How to safeguard your account details before and after a consumer website hack

website hack
Website hack got you concerned? With the news of this site and that site getting hacked almost daily, the need to protect your sensitive information is at an all-time high. Adding to that the reliance we have on logging into a website for tasks such as online banking and shopping, the stakes have never been higher.
While no one can predict when the next breach will occur, it’s best to have a prevention plan and a backup plan in the event that your data is compromised. Doing so minimizes the damages you’ll face if your information is exposed.

Here are a few tips we think you’ll find helpful.


Before a website hack:

  • Enable Two-factor authorization. Using two-factor authentication offers a second layer of protection to your account. When active, you will need to verify you are attempting to log in to a certain site. This protection comes in the form of either an email or text code, a phone call with said code, or a prompt on a secondary device. Confirming this info that confirms you are trying to log in.
  • Create strong, complex passwords. No, Password123 isn’t going to save your data from peril, so think outside the box. Use a password that features upper and lowercase letters. Throw in some numbers and special characters for added flare. An example of these suggestions in use is P@ssW0rd4522! Or $ecUr1ty@9562!. Be sure to write these down or use a password manager.
  • Implement security questions. Though some websites have pulled away from this tried-and-true method of personal Q&A for security purposes, it’s best to use this method if available. If a hacker doesn’t have access to info such as “your high school mascot” or “your mother’s favorite food”, then they can’t get too far in hacking your data.

After a website hack:

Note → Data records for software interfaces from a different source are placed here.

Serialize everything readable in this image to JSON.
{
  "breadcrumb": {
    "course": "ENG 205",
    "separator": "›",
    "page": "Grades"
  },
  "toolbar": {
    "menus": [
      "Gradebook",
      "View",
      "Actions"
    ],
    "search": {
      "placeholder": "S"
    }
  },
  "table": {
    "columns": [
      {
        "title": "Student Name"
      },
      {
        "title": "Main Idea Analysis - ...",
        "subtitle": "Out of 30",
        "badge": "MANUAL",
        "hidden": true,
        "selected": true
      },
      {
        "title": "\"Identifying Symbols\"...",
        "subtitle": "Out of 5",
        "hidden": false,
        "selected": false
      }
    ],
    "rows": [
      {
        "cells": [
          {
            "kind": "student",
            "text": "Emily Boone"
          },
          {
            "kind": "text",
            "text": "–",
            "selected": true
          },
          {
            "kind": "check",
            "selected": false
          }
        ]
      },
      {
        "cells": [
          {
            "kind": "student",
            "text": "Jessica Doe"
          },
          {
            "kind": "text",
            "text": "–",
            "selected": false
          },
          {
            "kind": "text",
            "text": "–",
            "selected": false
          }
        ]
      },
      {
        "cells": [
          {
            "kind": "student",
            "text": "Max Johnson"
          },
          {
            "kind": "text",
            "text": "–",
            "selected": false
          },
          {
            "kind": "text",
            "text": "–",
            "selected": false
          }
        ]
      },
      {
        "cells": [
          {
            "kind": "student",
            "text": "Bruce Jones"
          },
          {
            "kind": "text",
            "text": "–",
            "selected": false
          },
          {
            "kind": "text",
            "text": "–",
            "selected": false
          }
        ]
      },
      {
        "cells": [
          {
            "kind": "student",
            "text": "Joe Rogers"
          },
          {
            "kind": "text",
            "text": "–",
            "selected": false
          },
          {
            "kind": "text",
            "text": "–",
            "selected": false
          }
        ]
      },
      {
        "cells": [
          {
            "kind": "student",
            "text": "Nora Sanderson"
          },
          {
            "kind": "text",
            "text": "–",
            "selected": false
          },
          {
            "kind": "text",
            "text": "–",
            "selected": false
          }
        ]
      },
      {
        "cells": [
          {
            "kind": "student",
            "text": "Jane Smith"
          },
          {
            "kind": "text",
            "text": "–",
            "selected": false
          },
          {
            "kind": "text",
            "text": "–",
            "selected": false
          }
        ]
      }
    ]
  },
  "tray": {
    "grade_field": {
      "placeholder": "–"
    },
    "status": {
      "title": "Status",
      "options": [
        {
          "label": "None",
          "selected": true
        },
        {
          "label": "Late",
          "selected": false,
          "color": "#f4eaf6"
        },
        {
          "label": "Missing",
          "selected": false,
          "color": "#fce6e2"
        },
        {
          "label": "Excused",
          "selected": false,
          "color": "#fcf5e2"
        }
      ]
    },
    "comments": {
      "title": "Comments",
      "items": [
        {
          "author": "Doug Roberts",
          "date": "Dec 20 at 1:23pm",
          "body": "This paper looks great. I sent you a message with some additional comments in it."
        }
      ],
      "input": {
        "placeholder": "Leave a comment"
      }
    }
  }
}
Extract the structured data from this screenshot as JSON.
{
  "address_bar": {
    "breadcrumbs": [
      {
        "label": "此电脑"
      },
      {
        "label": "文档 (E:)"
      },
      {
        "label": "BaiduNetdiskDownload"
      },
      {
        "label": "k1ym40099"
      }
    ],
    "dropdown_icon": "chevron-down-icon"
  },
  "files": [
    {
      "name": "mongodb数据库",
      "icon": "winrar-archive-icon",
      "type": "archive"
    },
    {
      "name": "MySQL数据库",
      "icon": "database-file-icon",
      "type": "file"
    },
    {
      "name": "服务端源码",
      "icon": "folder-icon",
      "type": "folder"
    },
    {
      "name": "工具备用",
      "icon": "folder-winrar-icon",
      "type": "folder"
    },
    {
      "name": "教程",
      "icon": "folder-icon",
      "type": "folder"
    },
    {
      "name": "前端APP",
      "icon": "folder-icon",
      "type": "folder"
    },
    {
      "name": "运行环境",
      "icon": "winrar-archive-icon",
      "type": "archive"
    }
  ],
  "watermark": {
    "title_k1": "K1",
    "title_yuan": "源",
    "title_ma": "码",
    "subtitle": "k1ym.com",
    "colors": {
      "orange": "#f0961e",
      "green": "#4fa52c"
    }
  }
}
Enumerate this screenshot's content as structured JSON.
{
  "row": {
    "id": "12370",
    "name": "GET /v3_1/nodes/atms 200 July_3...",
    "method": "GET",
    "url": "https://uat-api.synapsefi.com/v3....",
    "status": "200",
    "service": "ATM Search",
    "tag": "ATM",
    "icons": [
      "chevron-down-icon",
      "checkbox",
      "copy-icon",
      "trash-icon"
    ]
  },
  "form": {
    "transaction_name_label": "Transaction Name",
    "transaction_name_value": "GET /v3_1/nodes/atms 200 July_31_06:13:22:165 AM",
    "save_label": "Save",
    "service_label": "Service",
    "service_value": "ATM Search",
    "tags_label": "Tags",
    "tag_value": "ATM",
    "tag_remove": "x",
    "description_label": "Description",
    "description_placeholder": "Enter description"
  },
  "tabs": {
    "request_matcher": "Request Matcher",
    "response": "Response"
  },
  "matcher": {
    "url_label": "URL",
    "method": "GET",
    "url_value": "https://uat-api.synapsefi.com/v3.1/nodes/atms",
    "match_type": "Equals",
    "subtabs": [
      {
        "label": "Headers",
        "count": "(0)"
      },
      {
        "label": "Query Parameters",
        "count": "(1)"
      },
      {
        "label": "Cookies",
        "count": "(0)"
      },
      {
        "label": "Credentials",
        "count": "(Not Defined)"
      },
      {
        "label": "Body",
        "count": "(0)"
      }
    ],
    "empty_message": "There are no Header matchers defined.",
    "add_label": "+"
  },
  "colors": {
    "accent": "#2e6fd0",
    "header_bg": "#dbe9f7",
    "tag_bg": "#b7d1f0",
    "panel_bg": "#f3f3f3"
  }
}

  • Change your passwords. We will get into this a bit more in detail below, but you will want to change your password as soon as you find out you have been hacked. Doing so prevents further damage in the event that your credentials fall in the wrong hands.
  • Monitor your credit reports. If you are familiar with the credit monitoring process, then you know that any new inquiries or new open accounts have the ability to either drop or raise your credit score. Check your credit report often for unusual or unauthorized accounts that you did not authorize. Recent queries and large purchases may indicate unauthorized account opening.
  • Try a Dark Web Monitoring sweep. While we do not suggest searching the dark web yourself for your information, you can seek out help from outside sources. Paid services such as Experian offer Dark Web Monitoring, which sweeps the dark web (and regular) for personal information related to the account holder. This helps in the event that your information is out there. It allows you time to contact your credit companies to freeze accounts, while also informing the Social Security Administration (for identity theft purposes).

Bonus: Utilize these methods for maximum protection against a website hack

  • Implement a password manager. Password software and apps are a great way to keep track of your passwords. Companies such as dashlane, lastpass and 1password offer robust features. These include excellent security, password sharing, and encryption, which will give you peace of mind while storing your info.
  • Change passwords frequently. Using the same password for years increases your chances of falling victim to a hack. A rule of thumb is to change your passwords every quarter. You also want to use the rules listed above for maximum benefit.

Have additional questions? Feel free to contact us by phone at 818-501-2281 or email us at

Posted in Uncategorized